§ Task to complete: Go through the entries below and tally each line holding the string "title". Return the number only.

§ The input:
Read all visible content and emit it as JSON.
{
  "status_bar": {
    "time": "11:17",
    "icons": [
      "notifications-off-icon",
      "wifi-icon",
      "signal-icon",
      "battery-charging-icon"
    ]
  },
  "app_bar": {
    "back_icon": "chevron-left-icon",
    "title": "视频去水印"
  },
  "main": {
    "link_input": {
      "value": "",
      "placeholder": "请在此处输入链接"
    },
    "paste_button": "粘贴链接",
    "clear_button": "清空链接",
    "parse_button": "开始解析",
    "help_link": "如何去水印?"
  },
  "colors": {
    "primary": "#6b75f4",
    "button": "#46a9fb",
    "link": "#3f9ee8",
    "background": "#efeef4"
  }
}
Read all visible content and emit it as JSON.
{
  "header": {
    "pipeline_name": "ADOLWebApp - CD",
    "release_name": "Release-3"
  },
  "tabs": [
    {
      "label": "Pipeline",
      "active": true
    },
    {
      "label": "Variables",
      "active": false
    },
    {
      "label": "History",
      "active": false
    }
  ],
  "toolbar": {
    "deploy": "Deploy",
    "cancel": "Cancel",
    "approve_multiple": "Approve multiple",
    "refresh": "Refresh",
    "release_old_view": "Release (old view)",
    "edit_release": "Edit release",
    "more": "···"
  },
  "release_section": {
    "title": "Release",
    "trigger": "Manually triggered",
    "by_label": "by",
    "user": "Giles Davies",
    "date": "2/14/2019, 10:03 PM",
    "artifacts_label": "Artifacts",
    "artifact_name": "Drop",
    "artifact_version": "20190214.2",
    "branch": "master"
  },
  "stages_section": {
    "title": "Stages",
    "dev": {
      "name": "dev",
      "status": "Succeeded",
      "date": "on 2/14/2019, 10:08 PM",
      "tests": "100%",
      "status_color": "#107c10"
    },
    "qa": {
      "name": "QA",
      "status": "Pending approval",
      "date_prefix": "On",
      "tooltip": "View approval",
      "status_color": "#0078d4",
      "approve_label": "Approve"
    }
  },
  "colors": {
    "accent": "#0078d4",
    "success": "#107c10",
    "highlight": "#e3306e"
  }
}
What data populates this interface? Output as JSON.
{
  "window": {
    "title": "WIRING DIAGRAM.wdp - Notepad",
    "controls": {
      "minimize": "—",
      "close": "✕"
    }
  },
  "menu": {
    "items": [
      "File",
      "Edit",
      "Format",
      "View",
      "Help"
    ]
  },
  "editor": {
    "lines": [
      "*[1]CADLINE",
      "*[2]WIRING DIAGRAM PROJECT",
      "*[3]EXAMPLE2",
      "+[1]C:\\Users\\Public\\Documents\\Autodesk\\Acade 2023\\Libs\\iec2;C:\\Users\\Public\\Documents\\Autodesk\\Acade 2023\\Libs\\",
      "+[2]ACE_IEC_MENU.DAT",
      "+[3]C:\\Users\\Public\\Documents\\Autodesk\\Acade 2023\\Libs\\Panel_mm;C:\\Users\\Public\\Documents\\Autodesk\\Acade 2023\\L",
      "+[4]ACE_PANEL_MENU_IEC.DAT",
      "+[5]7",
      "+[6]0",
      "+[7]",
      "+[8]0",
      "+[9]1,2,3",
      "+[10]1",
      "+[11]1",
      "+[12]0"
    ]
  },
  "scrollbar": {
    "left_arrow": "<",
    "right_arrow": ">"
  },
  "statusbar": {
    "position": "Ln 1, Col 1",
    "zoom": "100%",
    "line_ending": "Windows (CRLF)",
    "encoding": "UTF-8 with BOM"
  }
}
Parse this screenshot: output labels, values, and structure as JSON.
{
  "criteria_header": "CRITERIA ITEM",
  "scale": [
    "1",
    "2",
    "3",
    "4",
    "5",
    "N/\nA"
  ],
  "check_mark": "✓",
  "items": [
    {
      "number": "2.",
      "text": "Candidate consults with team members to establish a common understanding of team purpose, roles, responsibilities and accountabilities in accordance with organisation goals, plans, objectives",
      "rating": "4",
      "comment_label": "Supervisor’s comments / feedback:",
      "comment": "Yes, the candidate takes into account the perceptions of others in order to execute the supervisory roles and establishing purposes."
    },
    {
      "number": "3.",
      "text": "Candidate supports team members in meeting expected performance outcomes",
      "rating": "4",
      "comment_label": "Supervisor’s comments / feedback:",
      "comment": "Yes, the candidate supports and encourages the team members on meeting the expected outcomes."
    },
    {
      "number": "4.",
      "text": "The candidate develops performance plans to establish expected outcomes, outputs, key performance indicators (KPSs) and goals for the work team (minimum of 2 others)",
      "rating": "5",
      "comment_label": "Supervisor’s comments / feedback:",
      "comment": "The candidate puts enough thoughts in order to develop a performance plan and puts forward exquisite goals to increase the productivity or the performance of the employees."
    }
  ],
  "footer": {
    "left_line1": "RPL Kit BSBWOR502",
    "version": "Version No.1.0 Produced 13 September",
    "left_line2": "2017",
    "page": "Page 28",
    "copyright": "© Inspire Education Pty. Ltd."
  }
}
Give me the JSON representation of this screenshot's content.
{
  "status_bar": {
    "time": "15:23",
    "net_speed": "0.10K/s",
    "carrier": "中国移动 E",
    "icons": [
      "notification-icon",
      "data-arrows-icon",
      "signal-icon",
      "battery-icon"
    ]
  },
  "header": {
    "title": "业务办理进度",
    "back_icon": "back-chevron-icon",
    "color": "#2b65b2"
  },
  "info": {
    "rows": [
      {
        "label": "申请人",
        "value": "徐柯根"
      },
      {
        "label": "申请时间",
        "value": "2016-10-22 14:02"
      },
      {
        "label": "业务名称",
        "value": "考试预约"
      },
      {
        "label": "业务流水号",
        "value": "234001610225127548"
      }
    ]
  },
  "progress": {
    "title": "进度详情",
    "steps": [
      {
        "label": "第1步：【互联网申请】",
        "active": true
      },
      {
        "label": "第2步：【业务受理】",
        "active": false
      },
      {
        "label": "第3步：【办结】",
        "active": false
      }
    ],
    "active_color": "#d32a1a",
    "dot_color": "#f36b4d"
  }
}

§ Output of the task: 6